/---

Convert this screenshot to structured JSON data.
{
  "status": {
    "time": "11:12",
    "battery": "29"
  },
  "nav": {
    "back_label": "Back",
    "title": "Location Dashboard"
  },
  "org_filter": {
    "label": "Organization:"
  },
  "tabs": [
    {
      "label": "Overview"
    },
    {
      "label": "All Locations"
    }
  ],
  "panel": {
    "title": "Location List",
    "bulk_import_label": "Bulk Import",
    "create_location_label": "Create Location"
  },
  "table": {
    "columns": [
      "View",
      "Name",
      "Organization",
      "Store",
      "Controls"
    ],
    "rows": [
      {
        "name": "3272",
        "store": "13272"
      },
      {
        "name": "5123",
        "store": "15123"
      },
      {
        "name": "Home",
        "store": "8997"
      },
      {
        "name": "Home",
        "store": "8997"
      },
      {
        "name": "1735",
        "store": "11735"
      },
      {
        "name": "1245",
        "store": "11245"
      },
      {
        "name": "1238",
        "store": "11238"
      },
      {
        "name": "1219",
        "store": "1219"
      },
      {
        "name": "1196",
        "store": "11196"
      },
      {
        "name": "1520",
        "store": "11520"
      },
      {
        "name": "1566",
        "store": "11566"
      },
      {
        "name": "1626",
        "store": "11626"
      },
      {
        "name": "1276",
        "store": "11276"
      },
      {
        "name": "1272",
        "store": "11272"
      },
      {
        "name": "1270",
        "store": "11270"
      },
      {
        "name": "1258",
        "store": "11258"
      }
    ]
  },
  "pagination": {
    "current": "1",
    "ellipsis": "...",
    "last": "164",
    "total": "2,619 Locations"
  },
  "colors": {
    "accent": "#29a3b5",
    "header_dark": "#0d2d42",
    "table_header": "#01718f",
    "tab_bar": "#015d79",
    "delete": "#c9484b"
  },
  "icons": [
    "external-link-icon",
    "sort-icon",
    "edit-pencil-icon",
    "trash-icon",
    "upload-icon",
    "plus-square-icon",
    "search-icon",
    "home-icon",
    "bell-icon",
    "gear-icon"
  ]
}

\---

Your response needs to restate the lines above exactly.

Finished exercise:
Convert this screenshot to structured JSON data.
{
  "status": {
    "time": "11:12",
    "battery": "29"
  },
  "nav": {
    "back_label": "Back",
    "title": "Location Dashboard"
  },
  "org_filter": {
    "label": "Organization:"
  },
  "tabs": [
    {
      "label": "Overview"
    },
    {
      "label": "All Locations"
    }
  ],
  "panel": {
    "title": "Location List",
    "bulk_import_label": "Bulk Import",
    "create_location_label": "Create Location"
  },
  "table": {
    "columns": [
      "View",
      "Name",
      "Organization",
      "Store",
      "Controls"
    ],
    "rows": [
      {
        "name": "3272",
        "store": "13272"
      },
      {
        "name": "5123",
        "store": "15123"
      },
      {
        "name": "Home",
        "store": "8997"
      },
      {
        "name": "Home",
        "store": "8997"
      },
      {
        "name": "1735",
        "store": "11735"
      },
      {
        "name": "1245",
        "store": "11245"
      },
      {
        "name": "1238",
        "store": "11238"
      },
      {
        "name": "1219",
        "store": "1219"
      },
      {
        "name": "1196",
        "store": "11196"
      },
      {
        "name": "1520",
        "store": "11520"
      },
      {
        "name": "1566",
        "store": "11566"
      },
      {
        "name": "1626",
        "store": "11626"
      },
      {
        "name": "1276",
        "store": "11276"
      },
      {
        "name": "1272",
        "store": "11272"
      },
      {
        "name": "1270",
        "store": "11270"
      },
      {
        "name": "1258",
        "store": "11258"
      }
    ]
  },
  "pagination": {
    "current": "1",
    "ellipsis": "...",
    "last": "164",
    "total": "2,619 Locations"
  },
  "colors": {
    "accent": "#29a3b5",
    "header_dark": "#0d2d42",
    "table_header": "#01718f",
    "tab_bar": "#015d79",
    "delete": "#c9484b"
  },
  "icons": [
    "external-link-icon",
    "sort-icon",
    "edit-pencil-icon",
    "trash-icon",
    "upload-icon",
    "plus-square-icon",
    "search-icon",
    "home-icon",
    "bell-icon",
    "gear-icon"
  ]
}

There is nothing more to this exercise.